This is an excellent program to use while in the off-season or pre-season for an upcoming meet or strength event. It is most suited to intermediate and advanced lifters—if you have been lifting for less than 1-2 years it is recommended that you stick with the beginner program (and tailor it to specifically meet your 6-week time requirement).

You will perform all three lifts each week:

  • Squats are done twice
  • Bench press is done twice
  • Deadlifts are done once

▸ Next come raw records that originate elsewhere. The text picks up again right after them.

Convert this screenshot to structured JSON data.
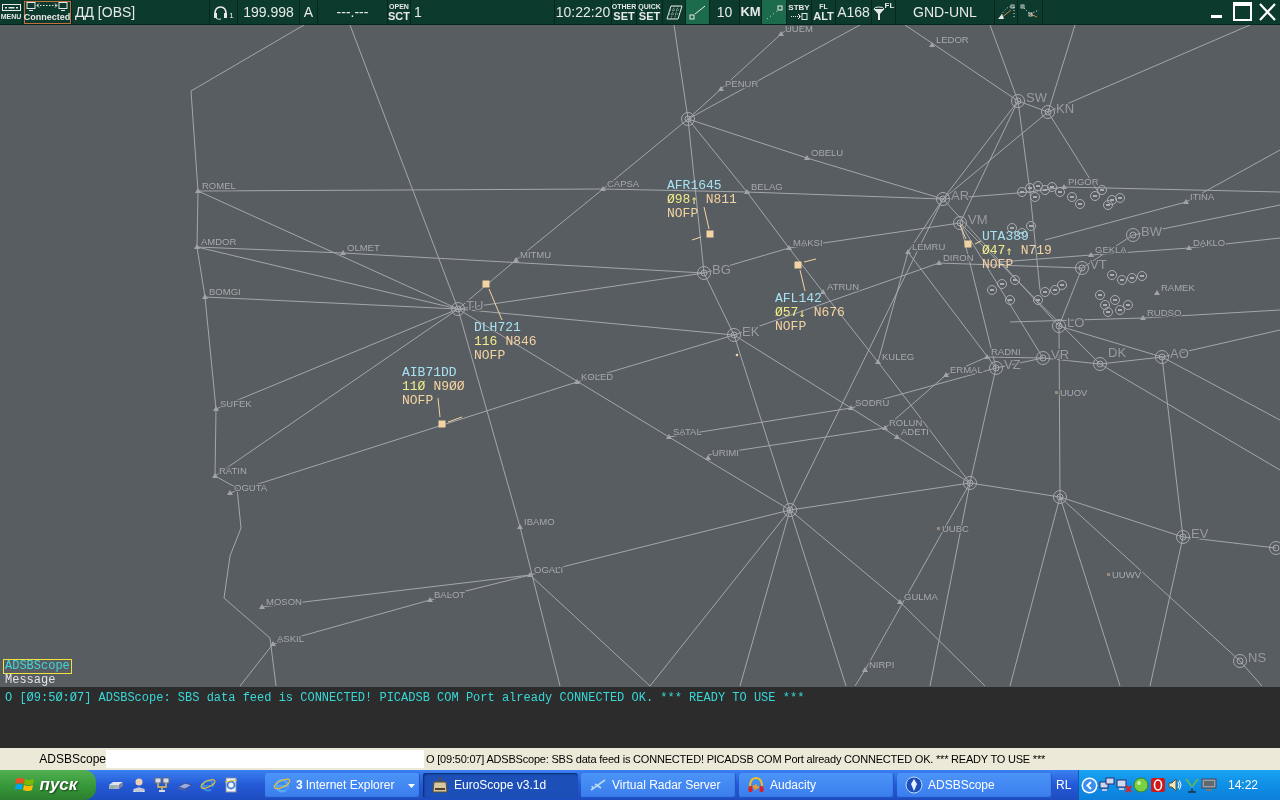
{
  "toolbar": {
    "cells": [
      {
        "kind": "menu",
        "label": "MENU"
      },
      {
        "kind": "connection",
        "label": "Connected"
      },
      {
        "kind": "callsign",
        "text": "ДД [OBS]"
      },
      {
        "kind": "headset",
        "subscript": "1"
      },
      {
        "kind": "frequency",
        "text": "199.998"
      },
      {
        "kind": "atis",
        "text": "A"
      },
      {
        "kind": "frequency",
        "text": "---.---"
      },
      {
        "kind": "sector_button",
        "top": "OPEN",
        "bottom": "SCT"
      },
      {
        "kind": "sector_count",
        "text": "1"
      },
      {
        "kind": "clock",
        "text": "10:22:20"
      },
      {
        "kind": "other_set_button",
        "top": "OTHER",
        "bottom": "SET"
      },
      {
        "kind": "quick_set_button",
        "top": "QUICK",
        "bottom": "SET"
      },
      {
        "kind": "map_tool",
        "on": false
      },
      {
        "kind": "line_tool",
        "on": true
      },
      {
        "kind": "range",
        "text": "10"
      },
      {
        "kind": "unit_button",
        "label": "KM"
      },
      {
        "kind": "dots_tool",
        "on": true
      },
      {
        "kind": "standby_button",
        "label": "STBY"
      },
      {
        "kind": "level_mode_button",
        "top": "FL",
        "bottom": "ALT"
      },
      {
        "kind": "altitude",
        "text": "A168"
      },
      {
        "kind": "filter_button",
        "label": "FL"
      },
      {
        "kind": "level_range",
        "text": "GND-UNL"
      },
      {
        "kind": "arc_tool",
        "on": false
      },
      {
        "kind": "path_tool",
        "on": false
      }
    ]
  },
  "map": {
    "waypoints": [
      "UUEM",
      "LEDOR",
      "PENUR",
      "OBELU",
      "ROMEL",
      "CAPSA",
      "BELAG",
      "PIGOR",
      "ITINA",
      "AMDOR",
      "OLMET",
      "MITMU",
      "MAKSI",
      "LEMRU",
      "DIRON",
      "DAKLO",
      "GEKLA",
      "BOMGI",
      "ATRUN",
      "RAMEK",
      "RUDSO",
      "RADNI",
      "KULEG",
      "ERMAL",
      "KOLED",
      "SODRU",
      "SUFEK",
      "ROLUN",
      "ADETI",
      "SATAL",
      "URIMI",
      "RATIN",
      "OGUTA",
      "IBAMO",
      "OGALI",
      "GULMA",
      "MOSON",
      "BALOT",
      "ASKIL",
      "NIRPI"
    ],
    "beacons": [
      "TU",
      "BG",
      "EK",
      "SW",
      "KN",
      "AR",
      "VM",
      "BW",
      "VT",
      "LO",
      "VZ",
      "VR",
      "DK",
      "AO",
      "EV",
      "NS"
    ],
    "airports": [
      "UUOV",
      "UUBC",
      "UUWV"
    ],
    "aircraft": [
      {
        "callsign": "AFR1645",
        "altitude": "Ø98",
        "trend": "↑",
        "speed": "N811",
        "status": "NOFP"
      },
      {
        "callsign": "UTA389",
        "altitude": "Ø47",
        "trend": "↑",
        "speed": "N719",
        "status": "NOFP"
      },
      {
        "callsign": "AFL142",
        "altitude": "Ø57",
        "trend": "↓",
        "speed": "N676",
        "status": "NOFP"
      },
      {
        "callsign": "DLH721",
        "altitude": "116",
        "speed": "N846",
        "status": "NOFP"
      },
      {
        "callsign": "AIB71DD",
        "altitude": "11Ø",
        "speed": "N9ØØ",
        "status": "NOFP"
      }
    ]
  },
  "chat": {
    "tabs": [
      {
        "label": "ADSBScope",
        "selected": true
      }
    ],
    "caption": "Message"
  },
  "log": [
    "O [Ø9:5Ø:Ø7] ADSBScope: SBS data feed is CONNECTED! PICADSB COM Port already CONNECTED OK. *** READY TO USE ***"
  ],
  "command_bar": {
    "label": "ADSBScope",
    "echo": "O [09:50:07] ADSBScope: SBS data feed is CONNECTED! PICADSB COM Port already CONNECTED OK. *** READY TO USE ***"
  },
  "taskbar": {
    "start_button": "пуск",
    "tasks": [
      {
        "count": "3",
        "label": "Internet Explorer",
        "grouped": true,
        "selected": false
      },
      {
        "label": "EuroScope v3.1d",
        "grouped": false,
        "selected": true
      },
      {
        "label": "Virtual Radar Server",
        "grouped": false,
        "selected": false
      },
      {
        "label": "Audacity",
        "grouped": false,
        "selected": false
      },
      {
        "label": "ADSBScope",
        "grouped": false,
        "selected": false
      }
    ],
    "tray": {
      "language": "RL",
      "clock": "14:22"
    }
  }
}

When selecting your main movements, you can swap out the suggested movements to fix specific weak points you may be having—but only on one day per week. For example, if you decide to substitute front squats for back squats one day, you still have to complete back squats on the second squatting day.

  • Squat
    • Weakness in the hole
      • Paused squats
      • Pin squats
    • Knee cave
      • Wide stance squats
      • Wide stance paused squats
    • Hips rising before the knees extend
      • Front squats
      • Narrow stance squats
    • Bench Press
      • Weakness off the chest
        • Paused bench press
        • Wide-grip paused bench press
      • Middle area or lockout
        • Spoto press
        • Pin press
      • Deadlift
        • Weakness off of the floor
          • Deficit deadlifts (stand on 45-pound plate or short box)
          • Snatch-grip deadlifts
          • Opposite deadlifts (choose the stance you wouldn’t normally do: conventional vs. sumo)
        • Weakness around the knees
          • Rack pulls below the knees
          • Block pulls (you can use rubber 45-pound plates to form the block if you don’t have one)
          • Paused deadlifts below the knee
        • Weak lockout
          • Rack pulls below or above the knees
          • Block pulls
          • Paused opposite deadlifts

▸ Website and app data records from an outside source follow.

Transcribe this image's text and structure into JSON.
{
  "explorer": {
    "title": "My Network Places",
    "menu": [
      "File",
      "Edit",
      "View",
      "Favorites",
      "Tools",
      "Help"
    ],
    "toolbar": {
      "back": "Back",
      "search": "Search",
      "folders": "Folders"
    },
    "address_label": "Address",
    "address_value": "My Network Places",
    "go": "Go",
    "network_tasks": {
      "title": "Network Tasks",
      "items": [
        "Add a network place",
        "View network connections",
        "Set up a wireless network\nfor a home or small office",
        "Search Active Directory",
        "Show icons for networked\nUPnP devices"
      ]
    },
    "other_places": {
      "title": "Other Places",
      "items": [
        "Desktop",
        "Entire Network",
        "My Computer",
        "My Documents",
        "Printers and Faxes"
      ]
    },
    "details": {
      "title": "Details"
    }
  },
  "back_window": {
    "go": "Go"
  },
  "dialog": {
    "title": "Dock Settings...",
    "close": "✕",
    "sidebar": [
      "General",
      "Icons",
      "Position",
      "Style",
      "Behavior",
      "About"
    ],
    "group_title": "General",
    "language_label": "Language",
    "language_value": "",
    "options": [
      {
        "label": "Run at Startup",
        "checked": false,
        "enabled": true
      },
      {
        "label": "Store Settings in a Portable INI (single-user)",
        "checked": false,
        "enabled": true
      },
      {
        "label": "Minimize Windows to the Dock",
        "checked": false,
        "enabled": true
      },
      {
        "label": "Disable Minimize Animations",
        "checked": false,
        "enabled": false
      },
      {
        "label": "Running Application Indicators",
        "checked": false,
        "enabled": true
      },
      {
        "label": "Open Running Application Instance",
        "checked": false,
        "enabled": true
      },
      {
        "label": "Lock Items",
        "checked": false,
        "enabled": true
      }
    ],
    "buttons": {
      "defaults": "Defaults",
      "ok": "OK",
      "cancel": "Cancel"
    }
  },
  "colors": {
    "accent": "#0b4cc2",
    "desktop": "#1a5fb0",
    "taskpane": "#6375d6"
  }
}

6 Week Powerlifting Program

As mentioned above, each of the main movements are performed twice per week with the exception of the deadlifts which are performed only once. Additionally, the percentages refer to ratio of your one-rep-max (1RM).

For example, if you can squat 300 pounds, 70% of your 1RM would be 210 pounds (.7 x 300).

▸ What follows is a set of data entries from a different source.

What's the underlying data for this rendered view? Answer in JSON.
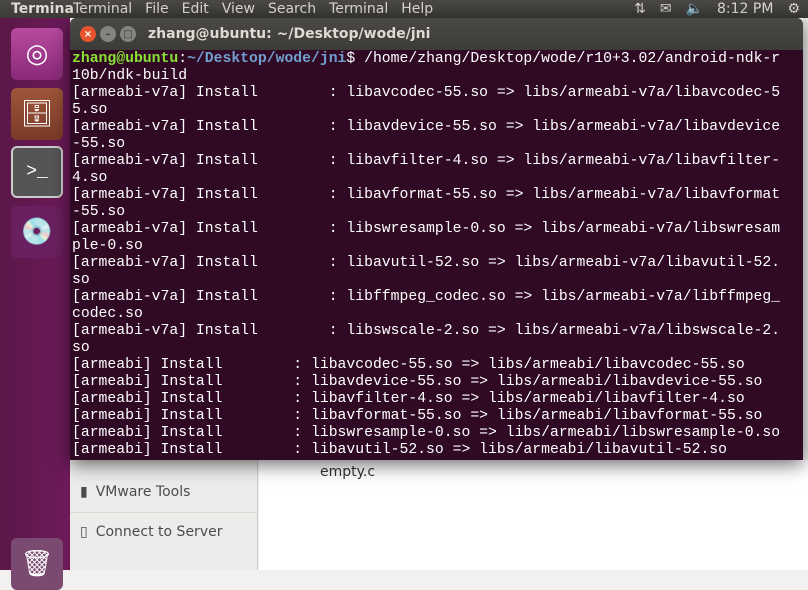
{
  "panel": {
    "app_name": "Terminal",
    "menus": [
      "Terminal",
      "File",
      "Edit",
      "View",
      "Search",
      "Terminal",
      "Help"
    ],
    "time": "8:12 PM",
    "indicators": [
      "network-icon",
      "mail-icon",
      "volume-icon",
      "power-icon"
    ]
  },
  "launcher": {
    "items": [
      "ubuntu-dash-icon",
      "files-icon",
      "terminal-icon",
      "dvd-icon",
      "trash-icon"
    ]
  },
  "terminal": {
    "title": "zhang@ubuntu: ~/Desktop/wode/jni",
    "prompt_user": "zhang@ubuntu",
    "prompt_sep": ":",
    "prompt_path": "~/Desktop/wode/jni",
    "prompt_cmd": "$ /home/zhang/Desktop/wode/r10+3.02/android-ndk-r",
    "lines": [
      "10b/ndk-build",
      "[armeabi-v7a] Install        : libavcodec-55.so => libs/armeabi-v7a/libavcodec-5",
      "5.so",
      "[armeabi-v7a] Install        : libavdevice-55.so => libs/armeabi-v7a/libavdevice",
      "-55.so",
      "[armeabi-v7a] Install        : libavfilter-4.so => libs/armeabi-v7a/libavfilter-",
      "4.so",
      "[armeabi-v7a] Install        : libavformat-55.so => libs/armeabi-v7a/libavformat",
      "-55.so",
      "[armeabi-v7a] Install        : libswresample-0.so => libs/armeabi-v7a/libswresam",
      "ple-0.so",
      "[armeabi-v7a] Install        : libavutil-52.so => libs/armeabi-v7a/libavutil-52.",
      "so",
      "[armeabi-v7a] Install        : libffmpeg_codec.so => libs/armeabi-v7a/libffmpeg_",
      "codec.so",
      "[armeabi-v7a] Install        : libswscale-2.so => libs/armeabi-v7a/libswscale-2.",
      "so",
      "[armeabi] Install        : libavcodec-55.so => libs/armeabi/libavcodec-55.so",
      "[armeabi] Install        : libavdevice-55.so => libs/armeabi/libavdevice-55.so",
      "[armeabi] Install        : libavfilter-4.so => libs/armeabi/libavfilter-4.so",
      "[armeabi] Install        : libavformat-55.so => libs/armeabi/libavformat-55.so",
      "[armeabi] Install        : libswresample-0.so => libs/armeabi/libswresample-0.so",
      "[armeabi] Install        : libavutil-52.so => libs/armeabi/libavutil-52.so"
    ]
  },
  "files": {
    "sidebar": [
      "VMware Tools",
      "Connect to Server"
    ],
    "file_name": "empty.c"
  }
}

For deadlifts, no percentages are provided as it can be a very volatile lift when you are doing it every single week—some deadlift days go amazingly well and others seem to go terrible. However, you should track the RPE and record it in your training journal to ensure you are progressing.

Finally, the individual training days are labeled as sets x repetitions.

Week 1:

  • Day 1: 5×3 at 75%
  • Day 2: 5×5 at 70%
  • Deadlifts: 10×3

Week 2:

  • Day 1: 5×3 at 77.5%
  • Day 2: 5×5 at 72.5%
  • Deadlifts: 10×2

Week 3:

  • Day 1: 5×3 at 80%
  • Day 2: 5×5 at 75%
  • Deadlifts: 10×1

Week 4:

  • Day 1: 5×3 at 82.5%
  • Day 2: 5×5 at 77.5%
  • Deadlifts: 10×3

Week 5:

  • Day 1: 5×3 at 85%, plus a max-rep set (do as many reps as you can)
  • Day 2: 5×5 at 80%
  • Deadlifts: 10×2

Week 6:

  • Day 1: 3×3 at 87.5%
  • Day 2: 3×5 at 82.5%
  • Deadlifts: 10×1

As you can see, in the last week of the program the volume drops. This will allow you to begin recovering from the training fatigue your body as accumulated by that point.

For the accessory exercises, you should use the RPE strategy discussed earlier to progress in every single lift. You should be writing down every single number in a training journal; when you get ready to hit your accessory lifts, you can take a look at the previous week to make sure you do either more sets, more repetitions, or more weight.

For a list of accessory exercises, you should stick with the 8 week powerlifting program  accessory exercises as they provide an excellent starting point for your first training cycle. If one of them causes pain, however, definitely swap it out for another exercise. By changing up the movements, you will take advantage of conjugate periodization (switching up the style of stimulus your body is exposed to in order to cause constant adaptations).

If you aren’t in off-season training and are actually prepping for a meet and want to absolutely maximize your results, there is one final step.

After the 6 week powerlifting program, it is recommended that you take a one week deload and then enter the two-week Bulgarian training cycle mentioned earlier.

This will send your strength gains into overdrive as you adapt to heavy weights in final preparation to hit a new personal record.